** What is needed **
Each line of the data that includes the string "budget" is to be copied out.

** Records shown **

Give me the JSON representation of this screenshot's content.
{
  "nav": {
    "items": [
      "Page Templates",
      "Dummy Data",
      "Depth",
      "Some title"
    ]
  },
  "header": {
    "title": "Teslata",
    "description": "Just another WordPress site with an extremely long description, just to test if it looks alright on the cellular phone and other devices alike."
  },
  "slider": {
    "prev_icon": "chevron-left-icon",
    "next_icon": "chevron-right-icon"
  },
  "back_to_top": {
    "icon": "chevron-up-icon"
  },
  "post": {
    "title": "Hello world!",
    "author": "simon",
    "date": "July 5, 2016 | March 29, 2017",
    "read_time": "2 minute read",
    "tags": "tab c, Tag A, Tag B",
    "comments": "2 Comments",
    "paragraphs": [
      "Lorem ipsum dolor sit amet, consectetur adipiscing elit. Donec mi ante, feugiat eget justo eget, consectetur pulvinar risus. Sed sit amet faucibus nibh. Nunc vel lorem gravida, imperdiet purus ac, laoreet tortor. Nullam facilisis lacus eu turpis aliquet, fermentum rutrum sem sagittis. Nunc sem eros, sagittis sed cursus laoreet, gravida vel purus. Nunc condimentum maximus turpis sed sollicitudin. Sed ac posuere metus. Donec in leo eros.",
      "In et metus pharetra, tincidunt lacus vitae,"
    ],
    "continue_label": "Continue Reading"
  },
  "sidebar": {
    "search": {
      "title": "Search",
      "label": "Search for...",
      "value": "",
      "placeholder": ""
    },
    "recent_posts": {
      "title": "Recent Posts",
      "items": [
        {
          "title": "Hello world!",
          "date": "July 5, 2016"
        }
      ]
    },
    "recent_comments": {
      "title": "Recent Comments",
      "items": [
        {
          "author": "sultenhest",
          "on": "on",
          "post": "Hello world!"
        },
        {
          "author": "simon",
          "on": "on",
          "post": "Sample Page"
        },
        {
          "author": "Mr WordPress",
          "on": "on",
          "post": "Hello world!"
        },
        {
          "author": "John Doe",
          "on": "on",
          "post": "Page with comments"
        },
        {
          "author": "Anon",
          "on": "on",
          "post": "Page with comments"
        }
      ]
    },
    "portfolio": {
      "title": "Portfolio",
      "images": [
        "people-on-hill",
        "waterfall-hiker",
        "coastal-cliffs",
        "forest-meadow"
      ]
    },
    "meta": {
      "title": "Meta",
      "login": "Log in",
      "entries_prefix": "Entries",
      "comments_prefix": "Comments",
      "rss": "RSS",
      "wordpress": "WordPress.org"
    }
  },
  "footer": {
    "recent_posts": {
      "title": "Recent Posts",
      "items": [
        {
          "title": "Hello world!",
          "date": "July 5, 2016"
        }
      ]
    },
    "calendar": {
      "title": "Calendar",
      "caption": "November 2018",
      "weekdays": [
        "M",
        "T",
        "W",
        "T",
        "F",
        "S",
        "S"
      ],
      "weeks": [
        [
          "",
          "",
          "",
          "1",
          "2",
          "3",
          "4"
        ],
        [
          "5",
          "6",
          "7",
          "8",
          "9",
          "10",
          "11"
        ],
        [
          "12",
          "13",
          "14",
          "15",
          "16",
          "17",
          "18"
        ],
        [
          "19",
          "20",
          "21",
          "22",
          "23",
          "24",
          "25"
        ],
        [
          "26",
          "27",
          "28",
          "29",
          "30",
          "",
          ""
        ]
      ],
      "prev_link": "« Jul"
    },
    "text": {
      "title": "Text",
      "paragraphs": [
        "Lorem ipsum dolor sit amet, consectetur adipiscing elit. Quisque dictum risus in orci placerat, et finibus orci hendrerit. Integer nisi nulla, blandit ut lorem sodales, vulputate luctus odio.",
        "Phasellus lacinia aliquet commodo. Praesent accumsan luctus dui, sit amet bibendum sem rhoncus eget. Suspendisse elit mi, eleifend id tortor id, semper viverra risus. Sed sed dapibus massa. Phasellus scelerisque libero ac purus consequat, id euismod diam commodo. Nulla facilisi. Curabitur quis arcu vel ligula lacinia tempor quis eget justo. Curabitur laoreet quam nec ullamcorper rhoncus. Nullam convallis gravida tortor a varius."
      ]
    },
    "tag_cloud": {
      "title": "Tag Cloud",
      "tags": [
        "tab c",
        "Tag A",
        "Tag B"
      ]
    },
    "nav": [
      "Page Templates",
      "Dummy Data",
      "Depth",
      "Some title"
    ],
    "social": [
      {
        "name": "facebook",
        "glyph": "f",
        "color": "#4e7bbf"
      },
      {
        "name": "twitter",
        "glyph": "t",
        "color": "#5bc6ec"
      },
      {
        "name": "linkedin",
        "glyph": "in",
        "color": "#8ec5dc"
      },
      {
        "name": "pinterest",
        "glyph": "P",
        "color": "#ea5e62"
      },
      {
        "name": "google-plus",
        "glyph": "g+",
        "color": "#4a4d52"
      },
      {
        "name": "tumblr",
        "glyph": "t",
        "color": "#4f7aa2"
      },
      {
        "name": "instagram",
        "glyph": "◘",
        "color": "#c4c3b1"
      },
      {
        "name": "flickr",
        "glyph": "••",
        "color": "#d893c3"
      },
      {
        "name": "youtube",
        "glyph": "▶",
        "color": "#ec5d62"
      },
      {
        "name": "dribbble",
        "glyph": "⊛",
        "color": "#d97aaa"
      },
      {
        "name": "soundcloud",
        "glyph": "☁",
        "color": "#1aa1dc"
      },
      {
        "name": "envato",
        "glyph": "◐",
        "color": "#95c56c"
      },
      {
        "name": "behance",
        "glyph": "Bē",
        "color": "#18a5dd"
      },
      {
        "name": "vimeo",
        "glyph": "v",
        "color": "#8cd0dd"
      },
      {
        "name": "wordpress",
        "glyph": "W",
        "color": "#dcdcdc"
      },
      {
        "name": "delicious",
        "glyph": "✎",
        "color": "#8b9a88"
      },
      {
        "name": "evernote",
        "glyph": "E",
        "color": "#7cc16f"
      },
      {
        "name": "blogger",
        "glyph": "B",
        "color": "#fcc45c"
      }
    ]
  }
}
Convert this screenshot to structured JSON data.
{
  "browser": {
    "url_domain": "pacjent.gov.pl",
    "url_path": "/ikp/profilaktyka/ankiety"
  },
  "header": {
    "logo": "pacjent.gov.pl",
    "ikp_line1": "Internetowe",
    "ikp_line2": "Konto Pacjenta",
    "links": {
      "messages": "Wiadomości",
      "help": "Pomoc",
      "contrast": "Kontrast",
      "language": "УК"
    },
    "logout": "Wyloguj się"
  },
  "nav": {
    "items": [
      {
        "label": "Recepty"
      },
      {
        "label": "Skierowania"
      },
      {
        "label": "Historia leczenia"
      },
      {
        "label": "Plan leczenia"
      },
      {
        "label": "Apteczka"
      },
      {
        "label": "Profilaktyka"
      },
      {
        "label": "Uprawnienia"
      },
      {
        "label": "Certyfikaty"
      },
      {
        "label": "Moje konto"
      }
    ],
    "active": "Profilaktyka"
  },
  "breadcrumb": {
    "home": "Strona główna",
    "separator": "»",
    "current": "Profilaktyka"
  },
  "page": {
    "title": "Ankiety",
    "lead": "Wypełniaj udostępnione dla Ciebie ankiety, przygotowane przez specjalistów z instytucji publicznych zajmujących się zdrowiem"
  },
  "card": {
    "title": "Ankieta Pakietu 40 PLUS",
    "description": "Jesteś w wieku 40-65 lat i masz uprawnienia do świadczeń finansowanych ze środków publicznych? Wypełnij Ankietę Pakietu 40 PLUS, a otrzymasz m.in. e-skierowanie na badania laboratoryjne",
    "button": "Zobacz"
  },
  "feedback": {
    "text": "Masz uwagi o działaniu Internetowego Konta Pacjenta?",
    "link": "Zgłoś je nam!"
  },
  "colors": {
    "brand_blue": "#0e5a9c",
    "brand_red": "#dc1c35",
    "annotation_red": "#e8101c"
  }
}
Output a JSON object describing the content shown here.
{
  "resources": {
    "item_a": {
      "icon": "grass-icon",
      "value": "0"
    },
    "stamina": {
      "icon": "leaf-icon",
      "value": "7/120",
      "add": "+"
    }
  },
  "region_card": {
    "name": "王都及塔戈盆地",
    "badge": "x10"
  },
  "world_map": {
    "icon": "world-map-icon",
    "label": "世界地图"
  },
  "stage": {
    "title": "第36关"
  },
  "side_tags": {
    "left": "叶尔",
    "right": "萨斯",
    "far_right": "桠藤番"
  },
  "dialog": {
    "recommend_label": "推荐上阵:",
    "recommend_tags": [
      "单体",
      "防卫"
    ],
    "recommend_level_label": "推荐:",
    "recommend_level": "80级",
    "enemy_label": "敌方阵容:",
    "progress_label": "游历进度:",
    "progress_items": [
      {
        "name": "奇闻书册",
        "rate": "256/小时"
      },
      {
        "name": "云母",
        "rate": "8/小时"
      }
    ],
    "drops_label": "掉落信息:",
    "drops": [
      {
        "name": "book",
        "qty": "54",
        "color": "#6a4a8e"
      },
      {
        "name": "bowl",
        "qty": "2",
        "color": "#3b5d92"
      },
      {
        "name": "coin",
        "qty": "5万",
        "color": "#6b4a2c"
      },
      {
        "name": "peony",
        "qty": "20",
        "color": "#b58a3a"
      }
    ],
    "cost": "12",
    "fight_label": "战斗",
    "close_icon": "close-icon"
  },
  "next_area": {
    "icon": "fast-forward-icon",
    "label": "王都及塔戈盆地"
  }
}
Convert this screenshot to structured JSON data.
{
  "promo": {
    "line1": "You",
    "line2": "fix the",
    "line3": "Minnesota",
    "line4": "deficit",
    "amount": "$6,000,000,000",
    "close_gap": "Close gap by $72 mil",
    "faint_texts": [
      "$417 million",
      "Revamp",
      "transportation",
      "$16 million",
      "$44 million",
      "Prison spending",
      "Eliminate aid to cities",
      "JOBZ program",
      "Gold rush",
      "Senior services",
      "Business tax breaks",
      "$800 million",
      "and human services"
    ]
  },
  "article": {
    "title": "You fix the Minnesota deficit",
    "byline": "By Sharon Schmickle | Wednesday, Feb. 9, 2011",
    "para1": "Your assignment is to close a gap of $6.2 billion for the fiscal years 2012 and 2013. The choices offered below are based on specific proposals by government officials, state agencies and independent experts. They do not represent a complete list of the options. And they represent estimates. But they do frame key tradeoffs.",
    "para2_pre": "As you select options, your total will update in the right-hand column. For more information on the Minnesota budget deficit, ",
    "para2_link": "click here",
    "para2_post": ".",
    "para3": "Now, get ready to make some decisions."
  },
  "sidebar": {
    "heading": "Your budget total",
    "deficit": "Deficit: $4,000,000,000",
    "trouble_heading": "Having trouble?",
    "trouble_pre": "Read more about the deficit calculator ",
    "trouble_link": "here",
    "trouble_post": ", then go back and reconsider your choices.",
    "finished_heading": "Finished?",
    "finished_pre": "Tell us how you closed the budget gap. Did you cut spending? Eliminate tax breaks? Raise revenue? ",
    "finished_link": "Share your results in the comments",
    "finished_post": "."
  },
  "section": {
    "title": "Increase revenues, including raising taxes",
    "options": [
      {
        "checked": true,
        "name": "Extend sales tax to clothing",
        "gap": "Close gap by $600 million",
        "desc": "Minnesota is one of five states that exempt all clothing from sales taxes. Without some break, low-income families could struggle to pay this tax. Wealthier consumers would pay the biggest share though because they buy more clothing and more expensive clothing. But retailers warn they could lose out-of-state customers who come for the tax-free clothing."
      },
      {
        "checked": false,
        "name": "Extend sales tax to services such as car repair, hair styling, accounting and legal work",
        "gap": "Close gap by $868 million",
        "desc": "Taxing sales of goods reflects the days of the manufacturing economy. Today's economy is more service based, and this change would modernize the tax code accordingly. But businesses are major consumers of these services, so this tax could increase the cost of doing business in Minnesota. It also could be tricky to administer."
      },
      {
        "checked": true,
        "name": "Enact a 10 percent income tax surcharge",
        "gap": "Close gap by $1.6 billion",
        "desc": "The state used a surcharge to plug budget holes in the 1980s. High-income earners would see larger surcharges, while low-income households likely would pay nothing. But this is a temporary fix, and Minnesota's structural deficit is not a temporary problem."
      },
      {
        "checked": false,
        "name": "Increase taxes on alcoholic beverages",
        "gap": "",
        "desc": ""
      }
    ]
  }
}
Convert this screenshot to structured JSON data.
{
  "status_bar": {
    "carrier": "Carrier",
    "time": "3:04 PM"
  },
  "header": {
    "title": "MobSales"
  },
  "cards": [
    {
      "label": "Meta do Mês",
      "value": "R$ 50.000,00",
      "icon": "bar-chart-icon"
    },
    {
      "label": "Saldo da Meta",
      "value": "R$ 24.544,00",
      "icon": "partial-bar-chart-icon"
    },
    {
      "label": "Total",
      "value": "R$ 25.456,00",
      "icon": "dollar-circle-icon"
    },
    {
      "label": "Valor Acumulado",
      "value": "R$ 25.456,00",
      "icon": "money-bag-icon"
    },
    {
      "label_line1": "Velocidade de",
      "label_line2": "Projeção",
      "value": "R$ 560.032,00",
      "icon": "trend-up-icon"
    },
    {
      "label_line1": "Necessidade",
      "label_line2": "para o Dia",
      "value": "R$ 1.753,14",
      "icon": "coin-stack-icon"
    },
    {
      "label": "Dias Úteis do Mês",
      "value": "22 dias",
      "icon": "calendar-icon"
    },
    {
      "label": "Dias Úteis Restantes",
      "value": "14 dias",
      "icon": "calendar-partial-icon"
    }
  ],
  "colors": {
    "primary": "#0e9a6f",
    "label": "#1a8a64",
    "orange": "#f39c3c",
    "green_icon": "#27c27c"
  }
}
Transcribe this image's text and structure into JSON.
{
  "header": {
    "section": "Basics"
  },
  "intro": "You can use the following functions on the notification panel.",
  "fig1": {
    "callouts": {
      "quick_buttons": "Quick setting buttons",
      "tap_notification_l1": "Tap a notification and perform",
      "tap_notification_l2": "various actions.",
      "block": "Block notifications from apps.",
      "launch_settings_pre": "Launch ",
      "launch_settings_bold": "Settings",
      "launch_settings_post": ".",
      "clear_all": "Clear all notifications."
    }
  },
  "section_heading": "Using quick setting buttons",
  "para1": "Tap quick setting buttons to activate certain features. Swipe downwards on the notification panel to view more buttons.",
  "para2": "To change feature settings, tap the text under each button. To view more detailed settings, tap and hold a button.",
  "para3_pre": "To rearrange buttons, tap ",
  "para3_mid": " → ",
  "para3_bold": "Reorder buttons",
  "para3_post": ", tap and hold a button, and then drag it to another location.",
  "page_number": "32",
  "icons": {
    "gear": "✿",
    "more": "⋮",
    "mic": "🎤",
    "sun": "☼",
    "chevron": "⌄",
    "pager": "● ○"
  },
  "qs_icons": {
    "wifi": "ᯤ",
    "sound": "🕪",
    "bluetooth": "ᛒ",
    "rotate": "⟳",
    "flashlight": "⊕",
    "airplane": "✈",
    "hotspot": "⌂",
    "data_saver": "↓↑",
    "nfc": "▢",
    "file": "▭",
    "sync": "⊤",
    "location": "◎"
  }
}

** Result for this exercise **
    "para2_pre": "As you select options, your total will update in the right-hand column. For more information on the Minnesota budget deficit, ",
    "heading": "Your budget total",
    "finished_pre": "Tell us how you closed the budget gap. Did you cut spending? Eliminate tax breaks? Raise revenue? ",
        "desc": "The state used a surcharge to plug budget holes in the 1980s. High-income earners would see larger surcharges, while low-income households likely would pay nothing. But this is a temporary fix, and Minnesota's structural deficit is not a temporary problem."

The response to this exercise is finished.